“We thought it would be seven or more years before we could own a home,” said Robert, who served four years before being medically retired after injuring both shoulders in a training accident.
The Reukaufs had set aside the dream of owning a home after filing for bankruptcy in 2020. They entered the THV program a year later, in summer of 2021, eager to boost credit scores and reduce debt that had mounted while he served and when they moved to Houston, near Avery’s family, from their last duty station in Washington.
The family budget strained with Robert’s unplanned separation from the military and a two-month gap in pay between his last military pay and his first disability check. His separation coincided with the start of the COVID-19 pandemic, and he struggled to find a job.
“We would have never thought (purchasing a home) would be possible for us,” said Avery, also an Army veteran. “Our life from where we were at the beginning of the program versus now speaks volumes about how much thought has been put into cultivating these programs.”
Robert envisioned a military career when he enlisted to support his family.
“Before I joined the military, my wife got pregnant. I was bending rebar at the time, and I wanted to do something as a career, so I joined the Army,” he said.
Robert said neither he nor Avery learned about budgeting or homeownership growing up, and the program taught them about both. While living in the transitional housing for veterans house, the Reukaufs built their savings by about $20,000 and reduced debt by about $12,000. Each of their credit scores increased by more than 50 points.
“When we started the program, we had a lifestyle that wasn’t the most productive pertaining to saving money,” Robert said. “We’re much more frugal now, and that’s a great thing.”
“Our life from where we were at the beginning of the program versus now speaks volumes about how much thought has been put into cultivating these programs.” – Avery Reukauf, Army veteran and military spouse
Avery said they are confident as homeowners because the THV program made them responsible for routine maintenance and setting up utilities while offering a support system when they had questions.
At their caseworker’s urging, the couple became more involved in the community. Now, instead of having only a few friends to call on, they have developed a support network of at least two dozen families through their church and home-school programs.
As they settled into their new home, they planned a backyard birthday bash for Wilder. Robert planned to attach a swing set, slide, and zip line to an existing clubhouse, and Avery envisioned a flower-filled garden that could double as a learning laboratory as she home-schools her children.
“This has been an amazing experience,” Avery said. “Thank you for choosing us and believing in us. We appreciate Operation Homefront and its donors.”

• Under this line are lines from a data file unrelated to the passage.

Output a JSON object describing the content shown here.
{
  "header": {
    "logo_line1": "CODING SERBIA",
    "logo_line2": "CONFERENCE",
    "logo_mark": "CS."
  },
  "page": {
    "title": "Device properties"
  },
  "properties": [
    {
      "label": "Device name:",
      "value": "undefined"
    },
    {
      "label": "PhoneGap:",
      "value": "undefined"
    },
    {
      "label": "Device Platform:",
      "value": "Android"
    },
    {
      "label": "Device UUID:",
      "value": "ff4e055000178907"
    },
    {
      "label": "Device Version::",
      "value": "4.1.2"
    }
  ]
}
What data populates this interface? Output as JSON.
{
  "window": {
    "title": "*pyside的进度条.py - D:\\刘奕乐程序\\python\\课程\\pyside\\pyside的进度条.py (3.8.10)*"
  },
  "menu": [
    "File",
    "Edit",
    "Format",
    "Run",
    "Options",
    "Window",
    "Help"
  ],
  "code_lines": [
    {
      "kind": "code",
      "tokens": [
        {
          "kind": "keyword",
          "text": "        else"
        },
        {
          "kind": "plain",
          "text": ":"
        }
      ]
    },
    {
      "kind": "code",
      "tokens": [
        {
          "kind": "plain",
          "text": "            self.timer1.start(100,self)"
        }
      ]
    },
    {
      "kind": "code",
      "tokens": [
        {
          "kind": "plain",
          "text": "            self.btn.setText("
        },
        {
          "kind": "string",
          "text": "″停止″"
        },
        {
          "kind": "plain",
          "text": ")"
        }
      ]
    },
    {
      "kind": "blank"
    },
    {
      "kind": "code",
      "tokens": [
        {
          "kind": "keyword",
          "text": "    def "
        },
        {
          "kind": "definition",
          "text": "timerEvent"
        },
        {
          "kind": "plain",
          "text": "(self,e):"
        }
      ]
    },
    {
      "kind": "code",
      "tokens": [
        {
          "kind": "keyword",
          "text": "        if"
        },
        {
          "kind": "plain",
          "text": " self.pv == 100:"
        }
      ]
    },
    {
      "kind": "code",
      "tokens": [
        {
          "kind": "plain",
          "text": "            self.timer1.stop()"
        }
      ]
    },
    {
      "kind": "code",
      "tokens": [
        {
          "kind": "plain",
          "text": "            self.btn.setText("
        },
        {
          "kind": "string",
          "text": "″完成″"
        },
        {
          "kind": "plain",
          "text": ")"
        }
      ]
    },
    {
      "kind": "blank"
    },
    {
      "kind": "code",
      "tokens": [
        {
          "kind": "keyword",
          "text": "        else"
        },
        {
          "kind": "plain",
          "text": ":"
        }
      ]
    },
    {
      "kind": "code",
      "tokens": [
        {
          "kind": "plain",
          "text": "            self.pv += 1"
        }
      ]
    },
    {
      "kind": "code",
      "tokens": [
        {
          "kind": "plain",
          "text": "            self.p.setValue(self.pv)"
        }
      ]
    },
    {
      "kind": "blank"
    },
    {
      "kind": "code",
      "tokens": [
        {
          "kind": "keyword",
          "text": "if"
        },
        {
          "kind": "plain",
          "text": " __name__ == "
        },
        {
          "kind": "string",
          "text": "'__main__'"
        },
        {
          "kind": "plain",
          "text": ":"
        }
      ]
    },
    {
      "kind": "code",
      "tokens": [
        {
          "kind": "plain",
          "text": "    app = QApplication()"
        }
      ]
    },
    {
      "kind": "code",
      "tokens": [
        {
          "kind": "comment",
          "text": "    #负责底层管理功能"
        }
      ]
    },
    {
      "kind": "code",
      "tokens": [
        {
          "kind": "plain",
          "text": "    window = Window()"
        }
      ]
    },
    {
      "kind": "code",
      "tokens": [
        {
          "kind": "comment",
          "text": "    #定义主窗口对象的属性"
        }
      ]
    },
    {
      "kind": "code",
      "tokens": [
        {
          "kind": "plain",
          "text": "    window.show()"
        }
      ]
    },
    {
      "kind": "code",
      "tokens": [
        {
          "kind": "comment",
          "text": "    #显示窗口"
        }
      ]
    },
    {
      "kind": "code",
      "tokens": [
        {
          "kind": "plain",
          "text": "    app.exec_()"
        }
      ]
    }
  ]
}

Operation Homefront housing caseworker Candace Jules supported the Reukaufs throughout their time in the THV program, and she applauds their work.
“The Reukauf family has a bright and beautiful future ahead,” she said. “I am very proud of all they have accomplished during their transition.”